Kagan’s suggestion that “had it not been for Corinth the Spartans would have taken no action whatever” (307) is in harmony with the claim of Elizabeth Meyer that the conservative Spartan state as a rule did not intervene in Athenian affairs, even when Athens established military garrisons (Meyer, 40). Corinth’s power at League meetings was likely very great indeed if the story is true that she once deterred Sparta from supporting Samos and now forced the city’s hand by shaming its leaders as unhelpful and indecisive at the council to decide for war. However, one should not underestimate an independent Spartan willingness to fight. According to some sources, Sparta first considered going to war when Dorcis was rebuffed; it demanded that Athens neglect its walls during Themistocles’ heyday; at 1.101, Thucydides suggests that it nearly went to war with Athens over the issue of rebellious Thasos, and the same situation certainly took place during the Samian revolt; Cimon and his party were rebuffed at Mt. Ithome; the First Peloponnesian War was fought!

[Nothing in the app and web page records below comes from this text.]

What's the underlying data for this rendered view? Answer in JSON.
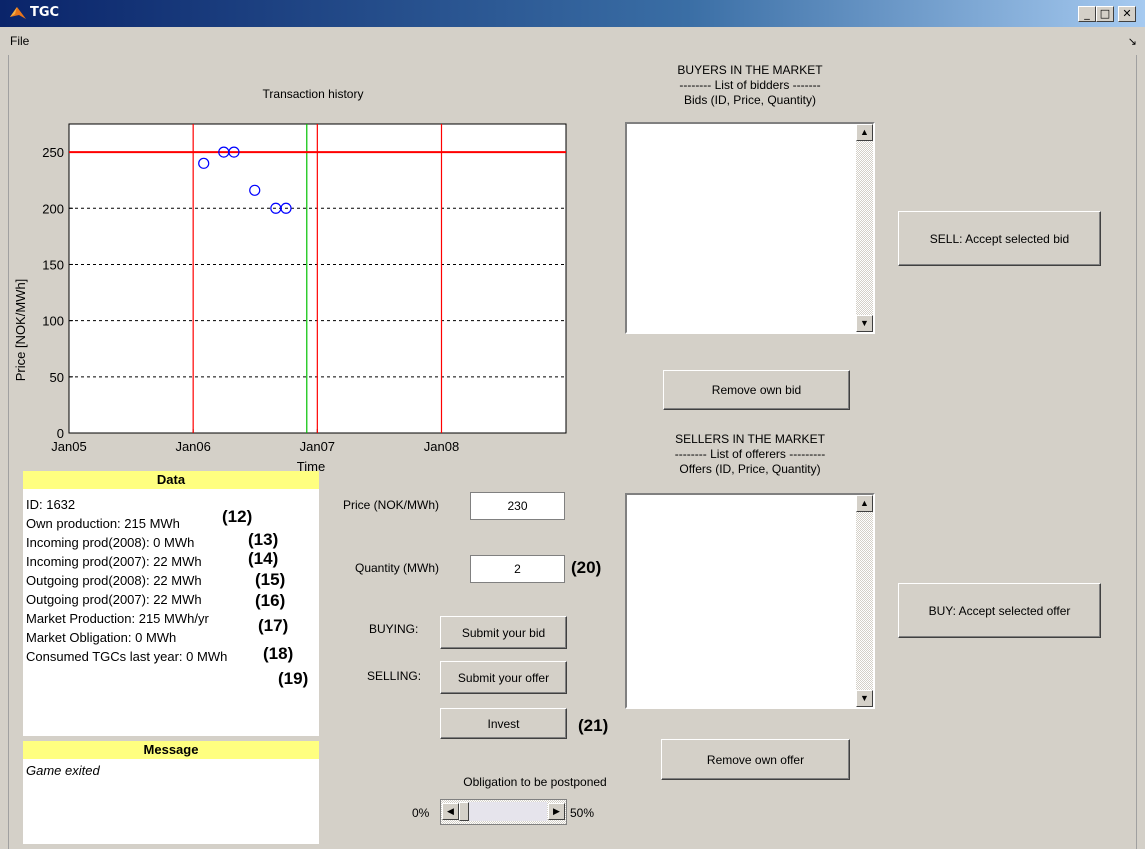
{
  "window": {
    "title": "TGC"
  },
  "menu": {
    "file": "File",
    "undock": "↘"
  },
  "chart": {
    "title": "Transaction history",
    "xlabel": "Time",
    "ylabel": "Price [NOK/MWh]"
  },
  "chart_data": {
    "type": "scatter",
    "title": "Transaction history",
    "xlabel": "Time",
    "ylabel": "Price [NOK/MWh]",
    "x_ticks": [
      "Jan05",
      "Jan06",
      "Jan07",
      "Jan08"
    ],
    "y_ticks": [
      0,
      50,
      100,
      150,
      200,
      250
    ],
    "xlim": [
      "2005-01-01",
      "2009-01-01"
    ],
    "ylim": [
      0,
      275
    ],
    "grid": "horizontal dashed",
    "points": [
      {
        "x": "2006-02-01",
        "y": 240
      },
      {
        "x": "2006-04-01",
        "y": 250
      },
      {
        "x": "2006-05-01",
        "y": 250
      },
      {
        "x": "2006-07-01",
        "y": 216
      },
      {
        "x": "2006-09-01",
        "y": 200
      },
      {
        "x": "2006-10-01",
        "y": 200
      }
    ],
    "hlines": [
      {
        "y": 250,
        "color": "#ff0000"
      }
    ],
    "vlines_red": [
      "2006-01-01",
      "2007-01-01",
      "2008-01-01"
    ],
    "vline_green": "2006-12-01",
    "colors": {
      "points": "#0000ff",
      "red": "#ff0000",
      "green": "#00c000"
    }
  },
  "buyers": {
    "title": "BUYERS IN THE MARKET",
    "subtitle": "-------- List of bidders -------",
    "caption": "Bids (ID, Price, Quantity)",
    "sell_button": "SELL: Accept selected bid",
    "remove_button": "Remove own bid"
  },
  "sellers": {
    "title": "SELLERS IN THE MARKET",
    "subtitle": "-------- List of offerers ---------",
    "caption": "Offers (ID, Price, Quantity)",
    "buy_button": "BUY: Accept selected offer",
    "remove_button": "Remove own offer"
  },
  "form": {
    "price_label": "Price (NOK/MWh)",
    "price_value": "230",
    "quantity_label": "Quantity (MWh)",
    "quantity_value": "2",
    "buying_label": "BUYING:",
    "selling_label": "SELLING:",
    "submit_bid": "Submit your bid",
    "submit_offer": "Submit your offer",
    "invest": "Invest",
    "postpone_label": "Obligation to be postponed",
    "slider_min": "0%",
    "slider_max": "50%",
    "slider_value_percent": 0
  },
  "data_panel": {
    "heading": "Data",
    "lines": [
      "ID: 1632",
      "Own production: 215 MWh",
      "Incoming prod(2008): 0 MWh",
      "Incoming prod(2007): 22 MWh",
      "Outgoing prod(2008): 22 MWh",
      "Outgoing prod(2007): 22 MWh",
      "Market Production: 215 MWh/yr",
      "Market Obligation: 0 MWh",
      "Consumed TGCs last year: 0 MWh"
    ]
  },
  "message_panel": {
    "heading": "Message",
    "text": "Game exited"
  },
  "annotations": [
    "(12)",
    "(13)",
    "(14)",
    "(15)",
    "(16)",
    "(17)",
    "(18)",
    "(19)",
    "(20)",
    "(21)"
  ]
}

Ultimately, Kagan is likely correct when he says that the Corinthians “accepted the division of the Greek world into two parts as a lasting and workable arrangement” (Kagan, 175). However, a fundamental disagreement over just where the borders of those “two parts” were located made conflict with Athens a continuous reality and war with Sparta a very likely attendant outcome. The indecisive conclusion of the First Peloponnesian War sowed dangerous seeds, just as the First World War would in many meaningful ways pave the way for the Second in the 20th century.
Had the cities of Carthage and Alexandria ultimately fought a “Punic War” in an alternate universe, one could write endlessly of its inevitability: conflicts between Greek and Punic culture, access to the lucrative grain markets of North Africa, and even geographical location could be used to justify such a theoretical conflict. The fact that such factors were not sufficient to even cause diplomatic ripples in our universe proves that history works probabilistically but not fatefully. I maintain that the Peloponnesian War never became inevitable until it was declared. However, repeated conflict over the nature of allies, colonies, and subjects made violent solutions extremely probabilistic, particularly after the outbreak of outright hostilities for the first time in 460 BC. But the ultimate choice for the war—and ultimate blame for it—lies in the hands of the individual statesmen who failed to come up with a more imaginative solution to the problems at hand.